Prof. BLAYDON: One thing we have been seeing in the last few years is that the private equity model seems to be very effective. And by that I mean take a company, have a very focused board of directors that can make tough decisions and pay close attention because it's their investment money in it, and then put in place an incentive structure for the management team and the workers that really get them focused and have a big stake in the transformation of the company. That's something the big auto companies have not done.

INSKEEP: Can I just ask one more question? In and among all these efforts to cut costs and restructure the company and prepare possibly for going public again at some point after things have been restructured, do you think that the new executive team is going to have time to think about, well, making and selling better cars?

Prof. BLAYDON: They're going to have to. Because if they do not create value that's recognized in the marketplace, they're going to fail. There is a broad misunderstanding about these private equity firms that, you know, they strip assets and steal away in the middle of the night. They can't make money by doing that, and particularly they can't make money doing that with a company like Chrysler.

INSKEEP: We've been listening to Colin Blaydon. He teaches at the Tuck School of Business at Dartmouth. Thanks very much.

Prof. BLAYDON: Thank you.
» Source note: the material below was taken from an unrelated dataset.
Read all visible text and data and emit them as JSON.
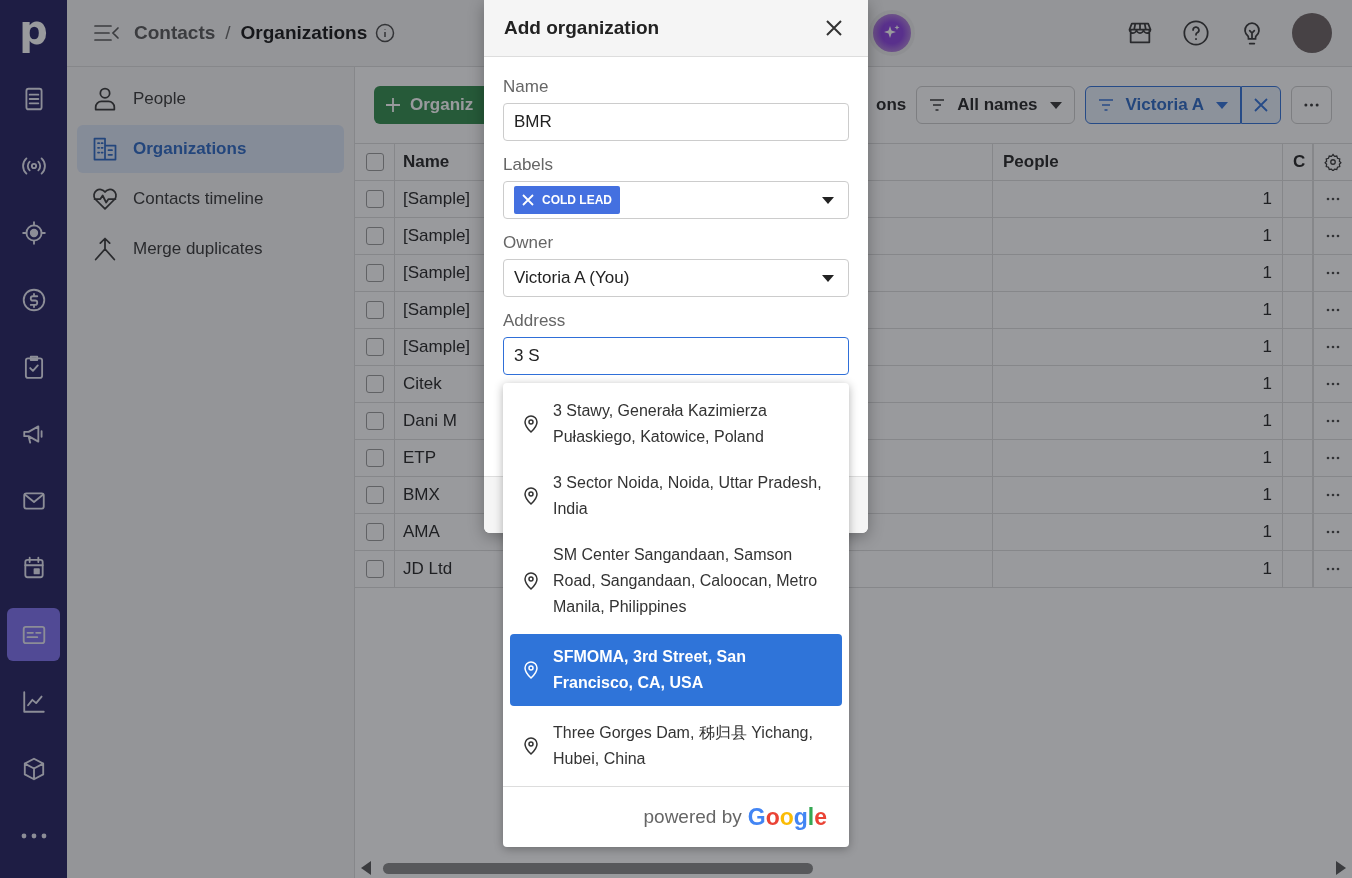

Transcript provided by NPR, Copyright NPR.

Steve Inskeep is a host of NPR's Morning Edition, as well as NPR's morning news podcast Up First.